Al Qaeda in UK Prisons?
ICSR hosted Maajid Nawaz of the Quilliam Foundation for a talk today on their new report, Unlocking Al-Qaeda: Islamist Extremism in British Prisons (pdf).
Nawaz said that the UK’s National Offender Management Service (NOMS) faces a huge challenge now that more and more people who have been convicted of terrorist offences are populating the prison system.
In his view, the authorities have vastly underestimated the potential role of prisons in the process of radicalisation. Prisons have been the incubators of terrorism, yet – in many countries – they have also served as the principal engines of de-radicalisation.
Which one it will be in the UK’s case remains to be seen.
Right now, he says, there are few signs that the challenge is being taken seriously. Extremist literature is widely available in prisons, and – on a number of occasions – imprisoned extremists have been allowed to become the representatives of prison wings.

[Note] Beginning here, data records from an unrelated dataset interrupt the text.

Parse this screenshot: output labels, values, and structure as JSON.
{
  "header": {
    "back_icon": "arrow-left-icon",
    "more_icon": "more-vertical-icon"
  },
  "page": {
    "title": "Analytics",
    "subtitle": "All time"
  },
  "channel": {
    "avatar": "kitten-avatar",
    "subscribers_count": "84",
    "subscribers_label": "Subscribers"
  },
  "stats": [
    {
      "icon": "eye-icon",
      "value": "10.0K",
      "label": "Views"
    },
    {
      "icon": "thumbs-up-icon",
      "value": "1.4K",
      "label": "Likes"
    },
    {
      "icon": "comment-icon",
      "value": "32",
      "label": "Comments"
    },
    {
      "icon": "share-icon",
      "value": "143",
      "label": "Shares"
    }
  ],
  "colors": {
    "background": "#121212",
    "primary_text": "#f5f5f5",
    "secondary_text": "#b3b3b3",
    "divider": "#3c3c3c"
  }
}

The audience was particularly interested by Nawaz’ explanation of the latent, untapped power of a corpus of literature renouncing violence that was produced by al-Gama’a al-Islamiyya, the Egyptian Islamist group responsible for waves of terrorist violence in Egypt during the 1990s.

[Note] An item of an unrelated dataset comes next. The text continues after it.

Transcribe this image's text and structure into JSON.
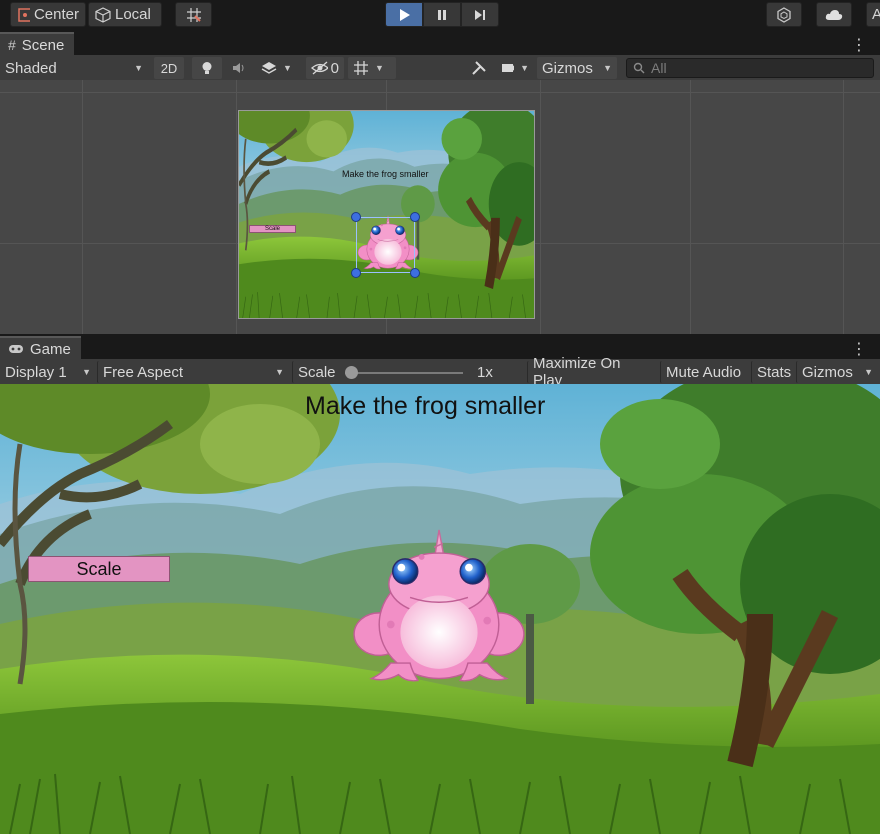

Those of us studying terrorism have been aware of these books for a long time and, like Nawaz, we have wondered why they have not been translated into English.
His analysis is connected, of course, to his incredibly powerful personal story. As many readers of this blog are likely to know, Nawaz – a former member of Hizb-ut Tahrir – was imprisoned in Egypt shortly after the 9/11 attacks in the United States. There, he became acquainted with the imprisoned luminaries of the Egyptian Islamist movement, including some of those behind the assassination of Anwar Sadat.

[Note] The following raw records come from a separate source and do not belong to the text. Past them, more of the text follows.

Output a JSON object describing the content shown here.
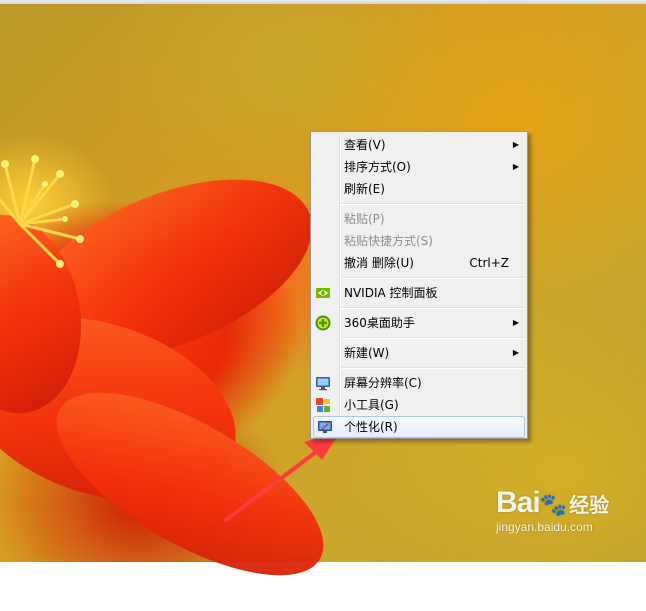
{
  "menu": {
    "items": [
      {
        "label": "查看(V)",
        "submenu": "▶"
      },
      {
        "label": "排序方式(O)",
        "submenu": "▶"
      },
      {
        "label": "刷新(E)"
      },
      {
        "label": "粘贴(P)"
      },
      {
        "label": "粘贴快捷方式(S)"
      },
      {
        "label": "撤消 删除(U)",
        "shortcut": "Ctrl+Z"
      },
      {
        "label": "NVIDIA 控制面板",
        "icon": "nvidia-icon"
      },
      {
        "label": "360桌面助手",
        "icon": "360-icon",
        "submenu": "▶"
      },
      {
        "label": "新建(W)",
        "submenu": "▶"
      },
      {
        "label": "屏幕分辨率(C)",
        "icon": "monitor-icon"
      },
      {
        "label": "小工具(G)",
        "icon": "gadgets-icon"
      },
      {
        "label": "个性化(R)",
        "icon": "personalize-icon",
        "state": "hover"
      }
    ]
  },
  "watermark": {
    "logo": "Bai",
    "logo_suffix": "经验",
    "url": "jingyan.baidu.com"
  },
  "colors": {
    "menu_background": "#f0f0f0",
    "hover_border": "#a8c8eb",
    "disabled_text": "#8d8d8d",
    "annotation_arrow": "#ff3b3b"
  }
}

While in prison, Nawaz came to question his (then) radical beliefs, especially under the influence of al-Gama’a al-Islamiyya’s new literature and after he was adopted by Amnesty International – an organisation he had previously vilified – as a prisoner of conscience.
Maajid Nawaz’ talk was recorded and can be listened to here.